Not so – another glitch in the system, just about at the last minute.
The final vote was completed as planned on prEN14351-2. And the outcome was 95% positive, apparently clearing the last hurdle for the standard to go to publication in the Official Journal (a further wait of around 6 to 9 months for the introduction period to start).
But the CEN consultant, it turns out, has decided now not to support the publication of the prEN as a harmonised standard. There are two main grounds the consultant makes for withdrawing support. First is the requirement to separate reaction to fire of components and the doorset (since reaction fire is now required to be an essential characteristic). Second is that the document is in one part transgresses the convention that standards cannot force manufacturers to make specific performance declarations, even if the property should be considered an essential characteristic.
So, the game of ping pong goes on.
Back to TC 33… another wait. And continued uncertainty about any finish date in this exceedingly long drawn out process. A reminder as well to wonder whether CE marking really is fit for purpose in terms of providing a level playing field for products, when the system allows manufacturers to pick and choose which essential characteristics they declare performance against. What does “essential” mean then in CE language? How can products, nominally for the same use, make declarations with different levels of performances, yet be covered equally under the same CE mark system of approval?
A process that started out with such grand and laudable intentions seems to have wandered deep into a swamp of doubt and uncertainty.
Meanwhile… back in the UK
The Government has introduced its bill to Parliament for the withdrawal of the UK from the European Union (13 July 2017), following its White Paper in March 2017. It is a complicated document for the general reader, couched in formal language as it is. The purpose is to lay down the legal ground rules, and define Ministerial powers, to formalise the conversion of EU law into domestic law where that law has become part of the UK system of domestic law.
But not all EU law will be automatically converted and confirmed. The bill makes clear that such cases are likely to apply where the Minister considers “anything which has no practical application applied in relation to the UK or is otherwise redundant” or an item which “confers function on EU entities which no longer have function in that respect under EU law in relation to the UK.”
Clause 7 gives Ministers of the Crown power to make secondary legislation to deal with problems in retained EU law that would arise on exit from the EU and the European Economic Area (i.e. in common usage, the common single EU market): “a Minister may by regulation make provision, as considered appropriate, to remedy, mitigate, prevent deficiencies”.

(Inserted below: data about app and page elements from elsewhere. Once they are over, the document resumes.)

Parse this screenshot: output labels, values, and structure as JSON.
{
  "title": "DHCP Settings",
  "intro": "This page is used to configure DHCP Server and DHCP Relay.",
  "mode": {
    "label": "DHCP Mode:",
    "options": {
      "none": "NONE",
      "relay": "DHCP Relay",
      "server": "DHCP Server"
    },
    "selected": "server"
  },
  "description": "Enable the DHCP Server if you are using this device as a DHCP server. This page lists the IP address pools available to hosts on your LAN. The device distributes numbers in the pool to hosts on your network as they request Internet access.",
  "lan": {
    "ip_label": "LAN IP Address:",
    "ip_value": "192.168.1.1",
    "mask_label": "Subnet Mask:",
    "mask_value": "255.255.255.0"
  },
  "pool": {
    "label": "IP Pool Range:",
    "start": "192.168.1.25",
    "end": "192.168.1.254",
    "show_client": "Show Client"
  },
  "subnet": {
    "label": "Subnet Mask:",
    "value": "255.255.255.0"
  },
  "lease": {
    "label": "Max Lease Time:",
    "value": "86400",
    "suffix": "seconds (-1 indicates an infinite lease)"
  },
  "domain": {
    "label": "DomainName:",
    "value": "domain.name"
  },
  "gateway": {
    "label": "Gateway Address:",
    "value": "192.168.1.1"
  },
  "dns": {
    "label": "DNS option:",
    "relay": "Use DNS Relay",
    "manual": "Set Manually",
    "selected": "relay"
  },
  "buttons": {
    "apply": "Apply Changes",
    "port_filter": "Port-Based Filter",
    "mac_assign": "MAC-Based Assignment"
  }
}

A “deficiency” covers a wide range of cases where EU law would not function appropriately or sensibly in the UK after leaving the EU. Subsection (2) helps with understanding what that can mean. For example: any reciprocal arrangement which no longer exists (post-Brexit), or is no longer appropriate as a result of the UK ceasing to be party to any EU Treaties, also EU references that are no longer appropriate or have practical application.
It should be remembered…
That CE marking under the Construction Products Regulation of the EU (the CPR) springs directly from the European Treaty. It makes reference in its first words specifically to Article 114 under that Treaty, which exists to facilitate the functioning of the single market by removing obstacles to trade.
The free movement of products is one of the four fundamental freedoms of the European Union (together with people, services, capital) – considered inviolable by Brussels.
When the UK leaves the EU – and departs the single market as seems likely according to declared Government policy – then it is reasonable to think that the CE marking of construction products is likely to be deemed one of those provisions in EU law that becomes a “deficiency”, i.e. redundant and no longer appropriate (because its continuation would imply adoption of EU single market requirements).
Of course, precise conclusions will only arise as the process of Brexit, and subsequent adjustment, progressively unfolds. And manufacturers need to make their own assessments, based on their own interpretations of events and consequences.
UK Building Regulations continue without the necessity of CE marking. And the established principles of product third party certification still stand for the assurance of levels and consistency of performance of products on the UK market, together with the responsibility of manufacturers under general product law.